It appears there are a few people in the community who are grossly misinformed about the proposed traffic improvements associated with the La Paz project for the intersection of PCH and Cross Creek Road. As I read the comment letters, it was apparent that around 200 of them were simply copies of a letter generated by one poorly informed activist.
This intersection has been a choke-point for westbound traffic since my first visit in 1977. As a longtime resident and member of the Malibu Public Works Commission, I would like to take this opportunity to state the facts.
In 2013, the PCH Malibu Safety study prepared by LSA identified this intersection as one of the most dangerous in the community. The proposed improvements to the PCH and Cross Creek intersection are about public safety on our roads for bicyclists, pedestrians and cars alike.

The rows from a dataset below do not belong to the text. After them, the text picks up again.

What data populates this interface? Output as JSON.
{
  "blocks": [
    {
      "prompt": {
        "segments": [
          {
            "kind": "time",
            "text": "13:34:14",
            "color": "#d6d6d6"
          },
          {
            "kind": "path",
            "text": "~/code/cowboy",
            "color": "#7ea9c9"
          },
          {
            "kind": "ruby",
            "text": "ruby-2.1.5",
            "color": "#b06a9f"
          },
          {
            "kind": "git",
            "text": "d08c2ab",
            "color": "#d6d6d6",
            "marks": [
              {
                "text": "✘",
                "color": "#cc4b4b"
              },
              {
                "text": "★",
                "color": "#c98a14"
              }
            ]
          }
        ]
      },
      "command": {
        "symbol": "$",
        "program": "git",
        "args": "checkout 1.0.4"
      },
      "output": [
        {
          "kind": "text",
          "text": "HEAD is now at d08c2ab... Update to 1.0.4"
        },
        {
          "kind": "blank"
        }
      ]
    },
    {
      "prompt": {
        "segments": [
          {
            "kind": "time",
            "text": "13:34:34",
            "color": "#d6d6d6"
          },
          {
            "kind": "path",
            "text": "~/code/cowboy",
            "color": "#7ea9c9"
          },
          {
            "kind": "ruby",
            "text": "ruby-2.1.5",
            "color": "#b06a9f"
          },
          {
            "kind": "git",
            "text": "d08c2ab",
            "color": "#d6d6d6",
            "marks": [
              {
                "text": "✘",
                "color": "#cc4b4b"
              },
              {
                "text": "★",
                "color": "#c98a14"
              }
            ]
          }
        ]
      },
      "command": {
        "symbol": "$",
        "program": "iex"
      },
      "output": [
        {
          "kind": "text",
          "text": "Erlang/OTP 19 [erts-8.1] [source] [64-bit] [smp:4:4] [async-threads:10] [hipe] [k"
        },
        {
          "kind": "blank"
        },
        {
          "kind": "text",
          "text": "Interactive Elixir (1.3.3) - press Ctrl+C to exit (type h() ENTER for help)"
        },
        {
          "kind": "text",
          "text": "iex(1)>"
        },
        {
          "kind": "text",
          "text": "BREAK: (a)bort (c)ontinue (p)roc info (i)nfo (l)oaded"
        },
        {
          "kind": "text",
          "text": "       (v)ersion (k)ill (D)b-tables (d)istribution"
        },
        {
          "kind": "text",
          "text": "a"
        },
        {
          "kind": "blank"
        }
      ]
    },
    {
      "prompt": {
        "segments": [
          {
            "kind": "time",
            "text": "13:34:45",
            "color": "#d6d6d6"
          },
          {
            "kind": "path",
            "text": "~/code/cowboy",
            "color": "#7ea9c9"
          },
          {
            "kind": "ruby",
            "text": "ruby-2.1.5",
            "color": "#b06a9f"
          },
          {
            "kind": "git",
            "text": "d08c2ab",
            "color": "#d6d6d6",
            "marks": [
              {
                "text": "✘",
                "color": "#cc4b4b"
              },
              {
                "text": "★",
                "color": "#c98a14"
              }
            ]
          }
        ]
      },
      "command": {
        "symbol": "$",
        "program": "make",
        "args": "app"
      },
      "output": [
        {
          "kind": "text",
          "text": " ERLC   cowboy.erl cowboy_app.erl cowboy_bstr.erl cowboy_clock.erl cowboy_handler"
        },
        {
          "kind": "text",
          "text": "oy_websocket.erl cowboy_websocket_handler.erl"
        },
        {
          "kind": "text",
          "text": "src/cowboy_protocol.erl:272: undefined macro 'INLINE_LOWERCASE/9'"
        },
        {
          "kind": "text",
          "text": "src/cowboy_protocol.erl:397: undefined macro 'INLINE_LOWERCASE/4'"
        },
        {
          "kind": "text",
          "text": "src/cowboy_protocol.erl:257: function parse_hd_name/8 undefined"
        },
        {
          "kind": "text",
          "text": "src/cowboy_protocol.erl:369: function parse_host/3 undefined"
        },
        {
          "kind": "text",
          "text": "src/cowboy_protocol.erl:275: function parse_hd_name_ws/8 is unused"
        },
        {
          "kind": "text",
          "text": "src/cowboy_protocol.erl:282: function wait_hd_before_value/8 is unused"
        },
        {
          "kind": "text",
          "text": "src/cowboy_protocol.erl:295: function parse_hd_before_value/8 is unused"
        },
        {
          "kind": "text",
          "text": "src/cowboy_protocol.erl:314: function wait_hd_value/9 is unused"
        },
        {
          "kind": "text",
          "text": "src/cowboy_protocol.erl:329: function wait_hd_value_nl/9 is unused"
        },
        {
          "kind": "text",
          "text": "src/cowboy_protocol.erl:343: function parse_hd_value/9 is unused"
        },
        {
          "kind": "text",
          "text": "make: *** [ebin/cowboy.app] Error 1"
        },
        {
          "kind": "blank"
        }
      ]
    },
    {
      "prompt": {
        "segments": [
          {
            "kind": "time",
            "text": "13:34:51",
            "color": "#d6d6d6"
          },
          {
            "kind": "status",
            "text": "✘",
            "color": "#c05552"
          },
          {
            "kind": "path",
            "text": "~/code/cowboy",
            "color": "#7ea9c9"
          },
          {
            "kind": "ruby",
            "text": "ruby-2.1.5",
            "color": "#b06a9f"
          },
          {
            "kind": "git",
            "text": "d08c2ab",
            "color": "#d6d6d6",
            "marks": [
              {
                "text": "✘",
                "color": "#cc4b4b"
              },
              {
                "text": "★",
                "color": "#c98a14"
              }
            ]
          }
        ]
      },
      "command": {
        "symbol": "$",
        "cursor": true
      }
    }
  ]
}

This intersection will be upgraded without any taxpayer money.
The removal of the sycamore tree is required in order to facilitate proper lane width. The tree sits on the Caltrans right-of-way property. A land survey conducted for the site shows the tree is completely on Caltrans property.
La Paz representatives have met with Caltrans officials on multiple occasions to discuss the intersection improvement project and proposed a variety of alternative designs that would not necessitate the removal of the tree. Caltrans has rejected them all, maintaining that PCH is a highway and thus highway standards must be upheld for this project.
As required by the City of Malibu, the sycamore removed will be replaced with 10 new sycamores.
No loss of parking on PCH will occur as a result of the intersection improvement project. The sycamore and the four eucalyptus trees closest to the intersection are within marked “No Parking” areas and have been for years. The boundaries of the no parking area are not being changed.
Upgrading and improving the intersection of PCH and Cross Creek will facilitate the creation of a bike lane and right turn lanes at this site.
The proposed road improvements are an overdue matter of public safety.